(Task inputs)
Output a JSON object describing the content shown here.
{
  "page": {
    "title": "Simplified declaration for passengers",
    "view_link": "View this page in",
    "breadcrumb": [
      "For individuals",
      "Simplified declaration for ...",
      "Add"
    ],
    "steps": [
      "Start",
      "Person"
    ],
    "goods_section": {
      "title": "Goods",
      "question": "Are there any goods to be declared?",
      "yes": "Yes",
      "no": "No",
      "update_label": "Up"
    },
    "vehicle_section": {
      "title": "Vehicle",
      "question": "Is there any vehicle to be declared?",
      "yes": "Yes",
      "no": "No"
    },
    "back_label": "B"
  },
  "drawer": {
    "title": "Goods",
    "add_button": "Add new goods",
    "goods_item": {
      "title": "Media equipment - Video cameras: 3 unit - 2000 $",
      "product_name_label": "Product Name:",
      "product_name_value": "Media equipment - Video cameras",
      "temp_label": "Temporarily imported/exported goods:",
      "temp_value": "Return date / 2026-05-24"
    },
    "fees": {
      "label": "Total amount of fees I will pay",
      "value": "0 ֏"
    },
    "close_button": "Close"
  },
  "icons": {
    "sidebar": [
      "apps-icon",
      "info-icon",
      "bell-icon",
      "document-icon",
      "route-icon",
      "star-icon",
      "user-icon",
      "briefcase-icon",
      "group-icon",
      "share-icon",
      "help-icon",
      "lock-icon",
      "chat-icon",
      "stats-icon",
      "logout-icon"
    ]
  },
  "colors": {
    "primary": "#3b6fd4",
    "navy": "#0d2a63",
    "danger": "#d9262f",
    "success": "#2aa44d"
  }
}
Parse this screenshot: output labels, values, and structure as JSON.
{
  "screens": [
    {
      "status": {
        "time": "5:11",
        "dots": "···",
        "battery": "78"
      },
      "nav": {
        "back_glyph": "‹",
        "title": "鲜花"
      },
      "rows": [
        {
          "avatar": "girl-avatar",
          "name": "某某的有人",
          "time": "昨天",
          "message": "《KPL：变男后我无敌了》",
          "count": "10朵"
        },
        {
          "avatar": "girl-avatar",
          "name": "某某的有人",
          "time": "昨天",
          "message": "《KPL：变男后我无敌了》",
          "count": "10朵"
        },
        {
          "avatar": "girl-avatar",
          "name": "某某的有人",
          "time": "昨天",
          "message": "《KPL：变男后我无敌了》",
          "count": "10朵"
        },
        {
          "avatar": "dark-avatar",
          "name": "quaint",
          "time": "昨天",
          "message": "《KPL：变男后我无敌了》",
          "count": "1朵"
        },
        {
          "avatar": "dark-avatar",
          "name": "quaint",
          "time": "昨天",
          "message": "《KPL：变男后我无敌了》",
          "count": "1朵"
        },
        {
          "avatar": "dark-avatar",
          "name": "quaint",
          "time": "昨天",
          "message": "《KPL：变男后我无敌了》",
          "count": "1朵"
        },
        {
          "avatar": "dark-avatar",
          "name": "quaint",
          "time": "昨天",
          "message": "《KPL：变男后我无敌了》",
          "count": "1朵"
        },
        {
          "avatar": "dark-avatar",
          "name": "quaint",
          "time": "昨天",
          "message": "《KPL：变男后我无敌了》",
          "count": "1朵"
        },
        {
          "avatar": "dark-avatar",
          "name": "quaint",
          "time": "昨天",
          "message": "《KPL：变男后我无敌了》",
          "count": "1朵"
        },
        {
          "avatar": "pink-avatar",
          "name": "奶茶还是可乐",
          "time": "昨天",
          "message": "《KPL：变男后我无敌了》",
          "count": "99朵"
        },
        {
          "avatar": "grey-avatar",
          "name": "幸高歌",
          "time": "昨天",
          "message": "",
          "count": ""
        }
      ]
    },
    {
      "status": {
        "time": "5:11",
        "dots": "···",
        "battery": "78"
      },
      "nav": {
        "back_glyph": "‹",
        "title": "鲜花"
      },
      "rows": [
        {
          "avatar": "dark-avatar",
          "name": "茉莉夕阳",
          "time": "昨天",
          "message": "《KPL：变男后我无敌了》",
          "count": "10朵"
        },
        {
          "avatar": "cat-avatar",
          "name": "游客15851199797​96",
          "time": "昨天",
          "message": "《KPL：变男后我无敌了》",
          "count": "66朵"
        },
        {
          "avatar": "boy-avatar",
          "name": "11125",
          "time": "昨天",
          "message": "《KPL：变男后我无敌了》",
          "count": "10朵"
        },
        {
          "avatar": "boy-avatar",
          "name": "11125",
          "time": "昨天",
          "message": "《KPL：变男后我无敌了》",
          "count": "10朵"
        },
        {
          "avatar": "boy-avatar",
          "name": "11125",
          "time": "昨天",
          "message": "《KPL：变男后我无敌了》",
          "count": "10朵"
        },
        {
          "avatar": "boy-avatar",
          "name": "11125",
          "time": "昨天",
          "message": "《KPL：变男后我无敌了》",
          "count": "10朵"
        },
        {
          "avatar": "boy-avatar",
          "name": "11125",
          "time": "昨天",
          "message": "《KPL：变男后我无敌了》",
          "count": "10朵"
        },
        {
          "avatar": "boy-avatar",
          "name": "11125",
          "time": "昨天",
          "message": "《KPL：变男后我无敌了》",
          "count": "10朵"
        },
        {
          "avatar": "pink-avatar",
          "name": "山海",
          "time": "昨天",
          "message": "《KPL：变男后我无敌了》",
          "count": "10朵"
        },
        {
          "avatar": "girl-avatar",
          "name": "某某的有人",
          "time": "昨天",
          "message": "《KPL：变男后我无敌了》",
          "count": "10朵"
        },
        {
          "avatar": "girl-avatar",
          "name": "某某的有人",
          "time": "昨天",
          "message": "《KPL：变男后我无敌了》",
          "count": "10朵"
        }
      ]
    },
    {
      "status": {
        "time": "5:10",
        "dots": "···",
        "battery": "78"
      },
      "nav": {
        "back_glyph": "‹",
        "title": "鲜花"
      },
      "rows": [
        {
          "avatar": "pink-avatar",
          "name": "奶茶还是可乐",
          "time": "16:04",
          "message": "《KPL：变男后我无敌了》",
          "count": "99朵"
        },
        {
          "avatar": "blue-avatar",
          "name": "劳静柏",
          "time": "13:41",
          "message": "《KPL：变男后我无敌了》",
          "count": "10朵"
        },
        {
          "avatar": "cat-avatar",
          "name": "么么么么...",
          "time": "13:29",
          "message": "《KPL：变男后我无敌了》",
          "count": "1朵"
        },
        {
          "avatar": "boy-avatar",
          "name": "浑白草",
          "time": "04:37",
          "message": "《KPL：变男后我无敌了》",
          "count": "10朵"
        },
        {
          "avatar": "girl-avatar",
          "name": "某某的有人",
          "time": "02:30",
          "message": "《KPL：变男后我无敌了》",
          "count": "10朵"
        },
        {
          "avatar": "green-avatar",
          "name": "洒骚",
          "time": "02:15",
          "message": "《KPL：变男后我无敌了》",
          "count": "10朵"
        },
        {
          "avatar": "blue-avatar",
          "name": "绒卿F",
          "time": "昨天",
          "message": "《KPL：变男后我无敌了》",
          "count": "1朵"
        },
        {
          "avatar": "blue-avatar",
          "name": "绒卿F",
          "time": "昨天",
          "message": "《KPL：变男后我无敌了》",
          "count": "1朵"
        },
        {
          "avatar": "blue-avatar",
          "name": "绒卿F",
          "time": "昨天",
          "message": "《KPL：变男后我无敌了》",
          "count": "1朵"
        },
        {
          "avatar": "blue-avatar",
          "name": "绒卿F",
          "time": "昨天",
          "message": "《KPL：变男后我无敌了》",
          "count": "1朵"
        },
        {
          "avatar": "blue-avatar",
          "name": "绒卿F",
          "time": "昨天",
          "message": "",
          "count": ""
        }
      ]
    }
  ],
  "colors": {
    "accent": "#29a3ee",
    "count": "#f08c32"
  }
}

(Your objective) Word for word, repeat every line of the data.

(Written reply)
Output a JSON object describing the content shown here.
{
  "page": {
    "title": "Simplified declaration for passengers",
    "view_link": "View this page in",
    "breadcrumb": [
      "For individuals",
      "Simplified declaration for ...",
      "Add"
    ],
    "steps": [
      "Start",
      "Person"
    ],
    "goods_section": {
      "title": "Goods",
      "question": "Are there any goods to be declared?",
      "yes": "Yes",
      "no": "No",
      "update_label": "Up"
    },
    "vehicle_section": {
      "title": "Vehicle",
      "question": "Is there any vehicle to be declared?",
      "yes": "Yes",
      "no": "No"
    },
    "back_label": "B"
  },
  "drawer": {
    "title": "Goods",
    "add_button": "Add new goods",
    "goods_item": {
      "title": "Media equipment - Video cameras: 3 unit - 2000 $",
      "product_name_label": "Product Name:",
      "product_name_value": "Media equipment - Video cameras",
      "temp_label": "Temporarily imported/exported goods:",
      "temp_value": "Return date / 2026-05-24"
    },
    "fees": {
      "label": "Total amount of fees I will pay",
      "value": "0 ֏"
    },
    "close_button": "Close"
  },
  "icons": {
    "sidebar": [
      "apps-icon",
      "info-icon",
      "bell-icon",
      "document-icon",
      "route-icon",
      "star-icon",
      "user-icon",
      "briefcase-icon",
      "group-icon",
      "share-icon",
      "help-icon",
      "lock-icon",
      "chat-icon",
      "stats-icon",
      "logout-icon"
    ]
  },
  "colors": {
    "primary": "#3b6fd4",
    "navy": "#0d2a63",
    "danger": "#d9262f",
    "success": "#2aa44d"
  }
}
Parse this screenshot: output labels, values, and structure as JSON.
{
  "screens": [
    {
      "status": {
        "time": "5:11",
        "dots": "···",
        "battery": "78"
      },
      "nav": {
        "back_glyph": "‹",
        "title": "鲜花"
      },
      "rows": [
        {
          "avatar": "girl-avatar",
          "name": "某某的有人",
          "time": "昨天",
          "message": "《KPL：变男后我无敌了》",
          "count": "10朵"
        },
        {
          "avatar": "girl-avatar",
          "name": "某某的有人",
          "time": "昨天",
          "message": "《KPL：变男后我无敌了》",
          "count": "10朵"
        },
        {
          "avatar": "girl-avatar",
          "name": "某某的有人",
          "time": "昨天",
          "message": "《KPL：变男后我无敌了》",
          "count": "10朵"
        },
        {
          "avatar": "dark-avatar",
          "name": "quaint",
          "time": "昨天",
          "message": "《KPL：变男后我无敌了》",
          "count": "1朵"
        },
        {
          "avatar": "dark-avatar",
          "name": "quaint",
          "time": "昨天",
          "message": "《KPL：变男后我无敌了》",
          "count": "1朵"
        },
        {
          "avatar": "dark-avatar",
          "name": "quaint",
          "time": "昨天",
          "message": "《KPL：变男后我无敌了》",
          "count": "1朵"
        },
        {
          "avatar": "dark-avatar",
          "name": "quaint",
          "time": "昨天",
          "message": "《KPL：变男后我无敌了》",
          "count": "1朵"
        },
        {
          "avatar": "dark-avatar",
          "name": "quaint",
          "time": "昨天",
          "message": "《KPL：变男后我无敌了》",
          "count": "1朵"
        },
        {
          "avatar": "dark-avatar",
          "name": "quaint",
          "time": "昨天",
          "message": "《KPL：变男后我无敌了》",
          "count": "1朵"
        },
        {
          "avatar": "pink-avatar",
          "name": "奶茶还是可乐",
          "time": "昨天",
          "message": "《KPL：变男后我无敌了》",
          "count": "99朵"
        },
        {
          "avatar": "grey-avatar",
          "name": "幸高歌",
          "time": "昨天",
          "message": "",
          "count": ""
        }
      ]
    },
    {
      "status": {
        "time": "5:11",
        "dots": "···",
        "battery": "78"
      },
      "nav": {
        "back_glyph": "‹",
        "title": "鲜花"
      },
      "rows": [
        {
          "avatar": "dark-avatar",
          "name": "茉莉夕阳",
          "time": "昨天",
          "message": "《KPL：变男后我无敌了》",
          "count": "10朵"
        },
        {
          "avatar": "cat-avatar",
          "name": "游客15851199797​96",
          "time": "昨天",
          "message": "《KPL：变男后我无敌了》",
          "count": "66朵"
        },
        {
          "avatar": "boy-avatar",
          "name": "11125",
          "time": "昨天",
          "message": "《KPL：变男后我无敌了》",
          "count": "10朵"
        },
        {
          "avatar": "boy-avatar",
          "name": "11125",
          "time": "昨天",
          "message": "《KPL：变男后我无敌了》",
          "count": "10朵"
        },
        {
          "avatar": "boy-avatar",
          "name": "11125",
          "time": "昨天",
          "message": "《KPL：变男后我无敌了》",
          "count": "10朵"
        },
        {
          "avatar": "boy-avatar",
          "name": "11125",
          "time": "昨天",
          "message": "《KPL：变男后我无敌了》",
          "count": "10朵"
        },
        {
          "avatar": "boy-avatar",
          "name": "11125",
          "time": "昨天",
          "message": "《KPL：变男后我无敌了》",
          "count": "10朵"
        },
        {
          "avatar": "boy-avatar",
          "name": "11125",
          "time": "昨天",
          "message": "《KPL：变男后我无敌了》",
          "count": "10朵"
        },
        {
          "avatar": "pink-avatar",
          "name": "山海",
          "time": "昨天",
          "message": "《KPL：变男后我无敌了》",
          "count": "10朵"
        },
        {
          "avatar": "girl-avatar",
          "name": "某某的有人",
          "time": "昨天",
          "message": "《KPL：变男后我无敌了》",
          "count": "10朵"
        },
        {
          "avatar": "girl-avatar",
          "name": "某某的有人",
          "time": "昨天",
          "message": "《KPL：变男后我无敌了》",
          "count": "10朵"
        }
      ]
    },
    {
      "status": {
        "time": "5:10",
        "dots": "···",
        "battery": "78"
      },
      "nav": {
        "back_glyph": "‹",
        "title": "鲜花"
      },
      "rows": [
        {
          "avatar": "pink-avatar",
          "name": "奶茶还是可乐",
          "time": "16:04",
          "message": "《KPL：变男后我无敌了》",
          "count": "99朵"
        },
        {
          "avatar": "blue-avatar",
          "name": "劳静柏",
          "time": "13:41",
          "message": "《KPL：变男后我无敌了》",
          "count": "10朵"
        },
        {
          "avatar": "cat-avatar",
          "name": "么么么么...",
          "time": "13:29",
          "message": "《KPL：变男后我无敌了》",
          "count": "1朵"
        },
        {
          "avatar": "boy-avatar",
          "name": "浑白草",
          "time": "04:37",
          "message": "《KPL：变男后我无敌了》",
          "count": "10朵"
        },
        {
          "avatar": "girl-avatar",
          "name": "某某的有人",
          "time": "02:30",
          "message": "《KPL：变男后我无敌了》",
          "count": "10朵"
        },
        {
          "avatar": "green-avatar",
          "name": "洒骚",
          "time": "02:15",
          "message": "《KPL：变男后我无敌了》",
          "count": "10朵"
        },
        {
          "avatar": "blue-avatar",
          "name": "绒卿F",
          "time": "昨天",
          "message": "《KPL：变男后我无敌了》",
          "count": "1朵"
        },
        {
          "avatar": "blue-avatar",
          "name": "绒卿F",
          "time": "昨天",
          "message": "《KPL：变男后我无敌了》",
          "count": "1朵"
        },
        {
          "avatar": "blue-avatar",
          "name": "绒卿F",
          "time": "昨天",
          "message": "《KPL：变男后我无敌了》",
          "count": "1朵"
        },
        {
          "avatar": "blue-avatar",
          "name": "绒卿F",
          "time": "昨天",
          "message": "《KPL：变男后我无敌了》",
          "count": "1朵"
        },
        {
          "avatar": "blue-avatar",
          "name": "绒卿F",
          "time": "昨天",
          "message": "",
          "count": ""
        }
      ]
    }
  ],
  "colors": {
    "accent": "#29a3ee",
    "count": "#f08c32"
  }
}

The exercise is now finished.